> What this task involves
Here the job is to copy the data exactly and to exclude every image from it.

Information given START

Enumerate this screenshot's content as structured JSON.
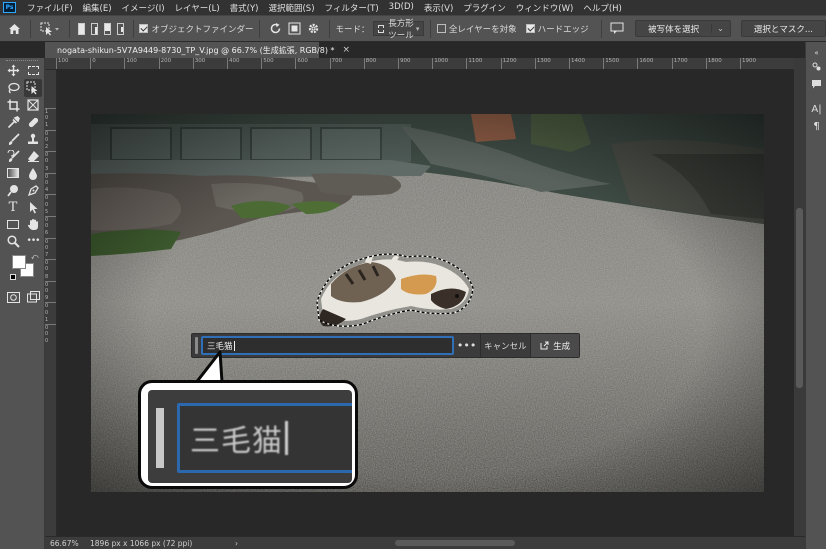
{
  "app": {
    "logo": "Ps",
    "menu": [
      "ファイル(F)",
      "編集(E)",
      "イメージ(I)",
      "レイヤー(L)",
      "書式(Y)",
      "選択範囲(S)",
      "フィルター(T)",
      "3D(D)",
      "表示(V)",
      "プラグイン",
      "ウィンドウ(W)",
      "ヘルプ(H)"
    ]
  },
  "options": {
    "object_finder_label": "オブジェクトファインダー",
    "mode_label": "モード：",
    "mode_value": "長方形ツール",
    "sample_all_layers_label": "全レイヤーを対象",
    "sample_all_layers_checked": false,
    "hard_edge_label": "ハードエッジ",
    "hard_edge_checked": true,
    "object_finder_checked": true,
    "select_subject_label": "被写体を選択",
    "select_and_mask_label": "選択とマスク..."
  },
  "document": {
    "tab_title": "nogata-shikun-5V7A9449-8730_TP_V.jpg @ 66.7% (生成拡張, RGB/8) *",
    "close_glyph": "×"
  },
  "rulers": {
    "top_labels": [
      "100",
      "0",
      "100",
      "200",
      "300",
      "400",
      "500",
      "600",
      "700",
      "800",
      "900",
      "1000",
      "1100",
      "1200",
      "1300",
      "1400",
      "1500",
      "1600",
      "1700",
      "1800",
      "1900"
    ],
    "left_labels": [
      "1",
      "0",
      "1",
      "0",
      "0",
      "2",
      "0",
      "0",
      "3",
      "0",
      "0",
      "4",
      "0",
      "0",
      "5",
      "0",
      "0",
      "6",
      "0",
      "0",
      "7",
      "0",
      "0",
      "8",
      "0",
      "0",
      "9",
      "0",
      "0",
      "1",
      "0",
      "0",
      "0"
    ]
  },
  "taskbar": {
    "prompt_value": "三毛猫",
    "more_glyph": "•••",
    "cancel_label": "キャンセル",
    "generate_label": "生成"
  },
  "callout": {
    "zoom_text": "三毛猫"
  },
  "status": {
    "zoom": "66.67%",
    "doc_info": "1896 px x 1066 px (72 ppi)",
    "arrow": "›"
  },
  "colors": {
    "accent": "#2f6fb8",
    "workspace": "#282828",
    "panel": "#535353"
  }
}
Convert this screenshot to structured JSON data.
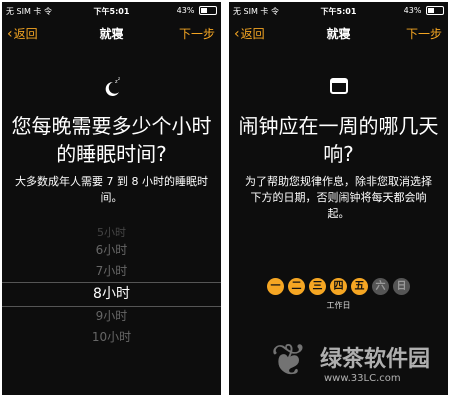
{
  "screens": [
    {
      "status": {
        "carrier": "无 SIM 卡 令",
        "time": "下午5:01",
        "battery": "43%"
      },
      "nav": {
        "back": "返回",
        "title": "就寝",
        "next": "下一步"
      },
      "icon": "moon-icon",
      "heading": "您每晚需要多少个小时的睡眠时间?",
      "description": "大多数成年人需要 7 到 8 小时的睡眠时间。",
      "picker": {
        "faint": "5小时",
        "options": [
          "6小时",
          "7小时",
          "8小时",
          "9小时",
          "10小时"
        ],
        "selected": "8小时"
      }
    },
    {
      "status": {
        "carrier": "无 SIM 卡 令",
        "time": "下午5:01",
        "battery": "43%"
      },
      "nav": {
        "back": "返回",
        "title": "就寝",
        "next": "下一步"
      },
      "icon": "calendar-icon",
      "heading": "闹钟应在一周的哪几天响?",
      "description": "为了帮助您规律作息，除非您取消选择下方的日期，否则闹钟将每天都会响起。",
      "days": [
        "一",
        "二",
        "三",
        "四",
        "五",
        "六",
        "日"
      ],
      "days_selected": [
        "一",
        "二",
        "三",
        "四",
        "五"
      ],
      "days_caption": "工作日"
    }
  ],
  "watermark": {
    "title": "绿茶软件园",
    "url": "www.33LC.com"
  },
  "colors": {
    "accent": "#f5a623",
    "background": "#0d0d0d"
  }
}
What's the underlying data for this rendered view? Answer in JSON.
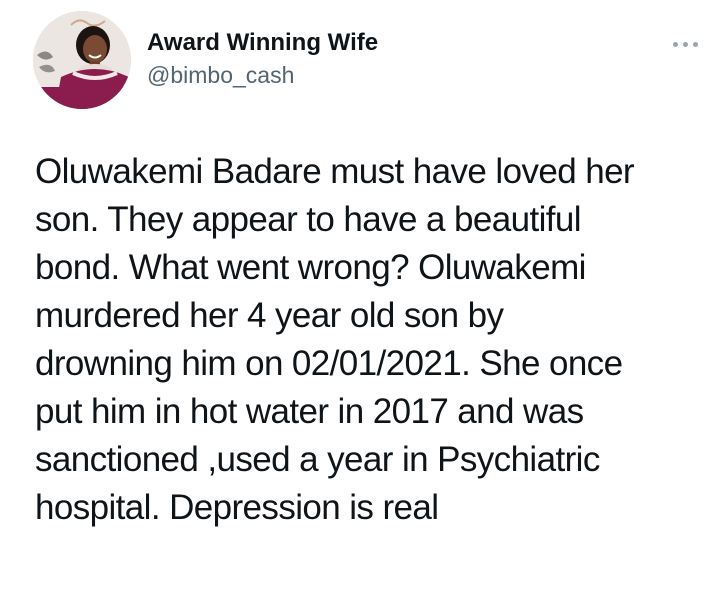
{
  "author": {
    "display_name": "Award Winning Wife",
    "handle": "@bimbo_cash",
    "avatar_icon": "profile-photo"
  },
  "menu": {
    "icon": "more-options-icon"
  },
  "tweet": {
    "lines": [
      "Oluwakemi Badare must have loved her",
      "son. They appear to have a beautiful",
      "bond. What went wrong? Oluwakemi",
      "murdered her 4 year old son by",
      "drowning him on 02/01/2021. She once",
      "put him in hot water in 2017 and was",
      "sanctioned ,used a year in Psychiatric",
      "hospital. Depression is real"
    ]
  },
  "colors": {
    "text": "#0f1419",
    "secondary": "#536471",
    "avatar_top": "#e9e4e2",
    "avatar_bottom": "#8b1c4f"
  }
}
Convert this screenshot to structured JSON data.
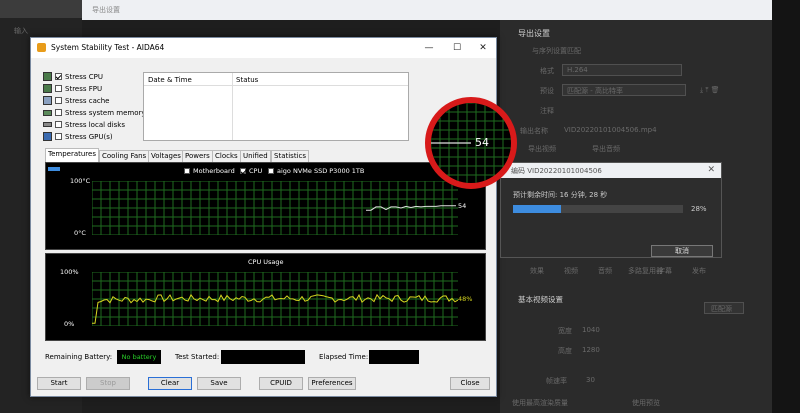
{
  "background": {
    "window_title": "导出设置",
    "left_tab": "输入",
    "export_settings_title": "导出设置",
    "match_sequence": "与序列设置匹配",
    "format_label": "格式",
    "format_value": "H.264",
    "preset_label": "预设",
    "preset_value": "匹配源 - 高比特率",
    "comment_label": "注释",
    "output_label": "输出名称",
    "output_value": "VID20220101004506.mp4",
    "export_video": "导出视频",
    "export_audio": "导出音频",
    "tabs": [
      "效果",
      "视频",
      "音频",
      "多路复用器",
      "字幕",
      "发布"
    ],
    "basic_video": "基本视频设置",
    "match_source_btn": "匹配源",
    "width_label": "宽度",
    "width_value": "1040",
    "height_label": "高度",
    "height_value": "1280",
    "frame_rate_label": "帧速率",
    "frame_rate_value": "30",
    "max_render": "使用最高渲染质量",
    "use_preview": "使用预览"
  },
  "aida": {
    "title": "System Stability Test - AIDA64",
    "checks": [
      {
        "label": "Stress CPU",
        "checked": true
      },
      {
        "label": "Stress FPU",
        "checked": false
      },
      {
        "label": "Stress cache",
        "checked": false
      },
      {
        "label": "Stress system memory",
        "checked": false
      },
      {
        "label": "Stress local disks",
        "checked": false
      },
      {
        "label": "Stress GPU(s)",
        "checked": false
      }
    ],
    "log_headers": {
      "date_time": "Date & Time",
      "status": "Status"
    },
    "tabs": [
      "Temperatures",
      "Cooling Fans",
      "Voltages",
      "Powers",
      "Clocks",
      "Unified",
      "Statistics"
    ],
    "temp_legend": {
      "motherboard": "Motherboard",
      "cpu": "CPU",
      "ssd": "aigo NVMe SSD P3000 1TB"
    },
    "temp_axis": {
      "max": "100°C",
      "min": "0°C"
    },
    "temp_value": "54",
    "usage_title": "CPU Usage",
    "usage_axis": {
      "max": "100%",
      "min": "0%"
    },
    "usage_value": "48%",
    "remaining_battery_label": "Remaining Battery:",
    "remaining_battery_value": "No battery",
    "test_started_label": "Test Started:",
    "elapsed_label": "Elapsed Time:",
    "buttons": [
      "Start",
      "Stop",
      "Clear",
      "Save",
      "CPUID",
      "Preferences",
      "Close"
    ],
    "zoom_value": "54"
  },
  "export_dialog": {
    "title": "编码 VID20220101004506",
    "remaining": "预计剩余时间: 16 分钟, 28 秒",
    "percent_text": "28%",
    "progress": 0.28,
    "cancel": "取消"
  },
  "colors": {
    "graph_grid": "#1f6b1f",
    "temp_line": "#e0e0e0",
    "usage_line": "#d8d820",
    "progress": "#3d8cdf",
    "callout": "#d81a1a"
  }
}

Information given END

> Exercise output
Enumerate this screenshot's content as structured JSON.
{
  "app": {
    "logo": "Ps",
    "menu": [
      "ファイル(F)",
      "編集(E)",
      "イメージ(I)",
      "レイヤー(L)",
      "書式(Y)",
      "選択範囲(S)",
      "フィルター(T)",
      "3D(D)",
      "表示(V)",
      "プラグイン",
      "ウィンドウ(W)",
      "ヘルプ(H)"
    ]
  },
  "options": {
    "object_finder_label": "オブジェクトファインダー",
    "mode_label": "モード：",
    "mode_value": "長方形ツール",
    "sample_all_layers_label": "全レイヤーを対象",
    "sample_all_layers_checked": false,
    "hard_edge_label": "ハードエッジ",
    "hard_edge_checked": true,
    "object_finder_checked": true,
    "select_subject_label": "被写体を選択",
    "select_and_mask_label": "選択とマスク..."
  },
  "document": {
    "tab_title": "nogata-shikun-5V7A9449-8730_TP_V.jpg @ 66.7% (生成拡張, RGB/8) *",
    "close_glyph": "×"
  },
  "rulers": {
    "top_labels": [
      "100",
      "0",
      "100",
      "200",
      "300",
      "400",
      "500",
      "600",
      "700",
      "800",
      "900",
      "1000",
      "1100",
      "1200",
      "1300",
      "1400",
      "1500",
      "1600",
      "1700",
      "1800",
      "1900"
    ],
    "left_labels": [
      "1",
      "0",
      "1",
      "0",
      "0",
      "2",
      "0",
      "0",
      "3",
      "0",
      "0",
      "4",
      "0",
      "0",
      "5",
      "0",
      "0",
      "6",
      "0",
      "0",
      "7",
      "0",
      "0",
      "8",
      "0",
      "0",
      "9",
      "0",
      "0",
      "1",
      "0",
      "0",
      "0"
    ]
  },
  "taskbar": {
    "prompt_value": "三毛猫",
    "more_glyph": "•••",
    "cancel_label": "キャンセル",
    "generate_label": "生成"
  },
  "callout": {
    "zoom_text": "三毛猫"
  },
  "status": {
    "zoom": "66.67%",
    "doc_info": "1896 px x 1066 px (72 ppi)",
    "arrow": "›"
  },
  "colors": {
    "accent": "#2f6fb8",
    "workspace": "#282828",
    "panel": "#535353"
  }
}
Convert this screenshot to structured JSON data.
{
  "screens": [
    {
      "status": {
        "carrier": "无 SIM 卡 令",
        "time": "下午5:01",
        "battery": "43%"
      },
      "nav": {
        "back": "返回",
        "title": "就寝",
        "next": "下一步"
      },
      "icon": "moon-icon",
      "heading": "您每晚需要多少个小时的睡眠时间?",
      "description": "大多数成年人需要 7 到 8 小时的睡眠时间。",
      "picker": {
        "faint": "5小时",
        "options": [
          "6小时",
          "7小时",
          "8小时",
          "9小时",
          "10小时"
        ],
        "selected": "8小时"
      }
    },
    {
      "status": {
        "carrier": "无 SIM 卡 令",
        "time": "下午5:01",
        "battery": "43%"
      },
      "nav": {
        "back": "返回",
        "title": "就寝",
        "next": "下一步"
      },
      "icon": "calendar-icon",
      "heading": "闹钟应在一周的哪几天响?",
      "description": "为了帮助您规律作息，除非您取消选择下方的日期，否则闹钟将每天都会响起。",
      "days": [
        "一",
        "二",
        "三",
        "四",
        "五",
        "六",
        "日"
      ],
      "days_selected": [
        "一",
        "二",
        "三",
        "四",
        "五"
      ],
      "days_caption": "工作日"
    }
  ],
  "watermark": {
    "title": "绿茶软件园",
    "url": "www.33LC.com"
  },
  "colors": {
    "accent": "#f5a623",
    "background": "#0d0d0d"
  }
}
What's the underlying data for this rendered view? Answer in JSON.
{
  "author": {
    "display_name": "Award Winning Wife",
    "handle": "@bimbo_cash",
    "avatar_icon": "profile-photo"
  },
  "menu": {
    "icon": "more-options-icon"
  },
  "tweet": {
    "lines": [
      "Oluwakemi Badare must have loved her",
      "son. They appear to have a beautiful",
      "bond. What went wrong? Oluwakemi",
      "murdered her 4 year old son by",
      "drowning him on 02/01/2021. She once",
      "put him in hot water in 2017 and was",
      "sanctioned ,used a year in Psychiatric",
      "hospital. Depression is real"
    ]
  },
  "colors": {
    "text": "#0f1419",
    "secondary": "#536471",
    "avatar_top": "#e9e4e2",
    "avatar_bottom": "#8b1c4f"
  }
}
Convert this screenshot to structured JSON data.
{
  "background": {
    "window_title": "导出设置",
    "left_tab": "输入",
    "export_settings_title": "导出设置",
    "match_sequence": "与序列设置匹配",
    "format_label": "格式",
    "format_value": "H.264",
    "preset_label": "预设",
    "preset_value": "匹配源 - 高比特率",
    "comment_label": "注释",
    "output_label": "输出名称",
    "output_value": "VID20220101004506.mp4",
    "export_video": "导出视频",
    "export_audio": "导出音频",
    "tabs": [
      "效果",
      "视频",
      "音频",
      "多路复用器",
      "字幕",
      "发布"
    ],
    "basic_video": "基本视频设置",
    "match_source_btn": "匹配源",
    "width_label": "宽度",
    "width_value": "1040",
    "height_label": "高度",
    "height_value": "1280",
    "frame_rate_label": "帧速率",
    "frame_rate_value": "30",
    "max_render": "使用最高渲染质量",
    "use_preview": "使用预览"
  },
  "aida": {
    "title": "System Stability Test - AIDA64",
    "checks": [
      {
        "label": "Stress CPU",
        "checked": true
      },
      {
        "label": "Stress FPU",
        "checked": false
      },
      {
        "label": "Stress cache",
        "checked": false
      },
      {
        "label": "Stress system memory",
        "checked": false
      },
      {
        "label": "Stress local disks",
        "checked": false
      },
      {
        "label": "Stress GPU(s)",
        "checked": false
      }
    ],
    "log_headers": {
      "date_time": "Date & Time",
      "status": "Status"
    },
    "tabs": [
      "Temperatures",
      "Cooling Fans",
      "Voltages",
      "Powers",
      "Clocks",
      "Unified",
      "Statistics"
    ],
    "temp_legend": {
      "motherboard": "Motherboard",
      "cpu": "CPU",
      "ssd": "aigo NVMe SSD P3000 1TB"
    },
    "temp_axis": {
      "max": "100°C",
      "min": "0°C"
    },
    "temp_value": "54",
    "usage_title": "CPU Usage",
    "usage_axis": {
      "max": "100%",
      "min": "0%"
    },
    "usage_value": "48%",
    "remaining_battery_label": "Remaining Battery:",
    "remaining_battery_value": "No battery",
    "test_started_label": "Test Started:",
    "elapsed_label": "Elapsed Time:",
    "buttons": [
      "Start",
      "Stop",
      "Clear",
      "Save",
      "CPUID",
      "Preferences",
      "Close"
    ],
    "zoom_value": "54"
  },
  "export_dialog": {
    "title": "编码 VID20220101004506",
    "remaining": "预计剩余时间: 16 分钟, 28 秒",
    "percent_text": "28%",
    "progress": 0.28,
    "cancel": "取消"
  },
  "colors": {
    "graph_grid": "#1f6b1f",
    "temp_line": "#e0e0e0",
    "usage_line": "#d8d820",
    "progress": "#3d8cdf",
    "callout": "#d81a1a"
  }
}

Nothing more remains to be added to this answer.